They say when one door closes, another opens. Well, with Brexit on the cards, it is a turn of phrase that sums up my attendance, on behalf of EVCOM, at the recent LiveCom Alliance event in Madrid.

LiveCom Alliance launched earlier this year. It’s an organisation that brings together Europe’s live event associations to share best practice, nurture a code of conduct, and act as a lobby to shape European legislation, affecting live events. The LiveCom Alliance could well prove to be a key platform for the UK’s event sector, to influence Europe-wide policy and practice in the Brexit era.

Whatever your position on Brexit, the trajectory of Europe’s live event associations is towards greater harmonisation in areas like, a code of conduct, tax, VAT, health and safety and sustainability. Inevitably, this will impact UK agencies, when we operate across the Channel. Brexit is going to be a protracted process. There’s already a broad consensus around transitional arrangements to avoid a cliff-edge in 2019. And it’s clear that Government attention is focused on industries, like automotive, rail, aviation, pharmaceutical, financial services and education.

The disparate creative service sector, of which live events and brand experiences are a major contributor to GDP, is often over-shadowed in the hiatus around Brexit. So, open-armed institutions, like LiveCom Alliance, could be a primary channel for maintaining an influence, and forging deep connections with the European event’s sector and EU bodies.

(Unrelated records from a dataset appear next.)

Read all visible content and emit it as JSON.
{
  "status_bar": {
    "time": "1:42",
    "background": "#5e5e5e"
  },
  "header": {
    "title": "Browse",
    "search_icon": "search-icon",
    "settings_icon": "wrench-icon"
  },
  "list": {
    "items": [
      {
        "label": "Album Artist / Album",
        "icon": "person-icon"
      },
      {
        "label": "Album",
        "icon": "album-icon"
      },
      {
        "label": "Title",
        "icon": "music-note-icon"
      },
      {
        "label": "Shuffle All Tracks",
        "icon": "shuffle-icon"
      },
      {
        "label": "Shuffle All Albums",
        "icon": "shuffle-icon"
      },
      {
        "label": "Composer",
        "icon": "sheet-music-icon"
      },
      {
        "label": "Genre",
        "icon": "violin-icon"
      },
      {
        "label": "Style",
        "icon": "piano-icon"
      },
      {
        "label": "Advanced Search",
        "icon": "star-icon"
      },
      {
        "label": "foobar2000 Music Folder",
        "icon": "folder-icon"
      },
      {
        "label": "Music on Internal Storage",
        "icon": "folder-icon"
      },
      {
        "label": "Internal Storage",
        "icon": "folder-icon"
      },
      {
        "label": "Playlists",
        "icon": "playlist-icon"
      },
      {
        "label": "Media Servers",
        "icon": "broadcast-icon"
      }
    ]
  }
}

Coming together with heads of the European live events associations reminded me that the UK’s influence in the EU has been, and remains, valued. Our counterparts lament our departure. So, if having a voice in how the live events sector evolves, means greater integration (and participation) in pan-European industry and trade associations, then we must be ready to participate – and fully.